Energilaboratoriet

Varselmelding

There has not been added a translated version of this content. You can either try searching or go to the "area" home page to see if you can find the information there

Recent Developments in U.S. Energy Law and Policy:

Shale Gas Revolution, Renewables, and Climate Change

Belab natural gas
Foto/ill.:
No photo credit required

We have an additional lunch meeting in collaboration with the CET-centre on Wednesday the 18th of September.

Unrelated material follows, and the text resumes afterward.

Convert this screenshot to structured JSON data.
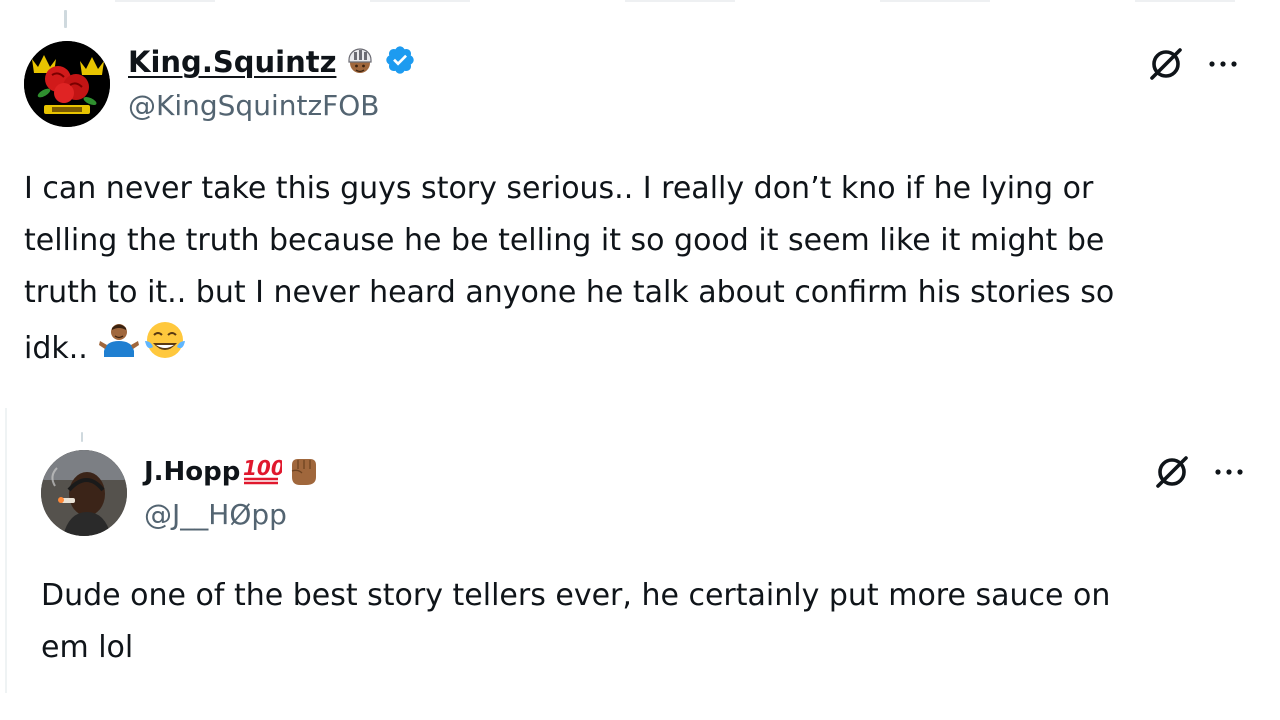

Ross Pifer from Penn State Law (Associate Dean for Clinics & Experiential Learning andClinical Professor of Law) will present his talk "Recent Developments in U.S. Energy Law and Policy: Shale Gas Revolution, Renewables, and Climate Change".

Abstract: While the extraction of oil and gas from shale formations has a relatively short history, the impacts from this development have been, and likely will continue to be, profound.  Shale oil and gas development is at the center of all discussions relating to energy policy in the United States today.  Depending upon differing individual perspectives, shale development may be viewed as a solution to national and global energy issues, or alternatively, it may be viewed as a cause of environmental degradation on a grand scale.  What cannot be denied is that the issues surrounding shale development are highly polarizing.  Many people express strong support for drilling, or they demonstrate passionate opposition to hydraulic fracturing.  These polar viewpoints often appear to leave little middle ground for a rational consideration of the legitimate issues presented by shale development – and there certainly are a number of issues that have arisen over the past decade as development has progressed.  In this talk, I will provide an overview of U.S. shale development and discuss three areas in which the debate over shale development has been the most contentious: the permitting of and opposition to pipeline construction, local regulation of development, and regulatory efforts to address methane emissions from the development process.   

The seminar will be held from 12:15 to 13:00 (we open the doors at 12:00) in room 904 in the ninth floor of the Faculty of social science. As always, it is free and open to all interested parties, so bring your lunch and join us for an interesting presentation followed by a Q&A session. Also note that as this is in collaboration with the CET-centre you will be happy to know that you can expect some light lunch to be served.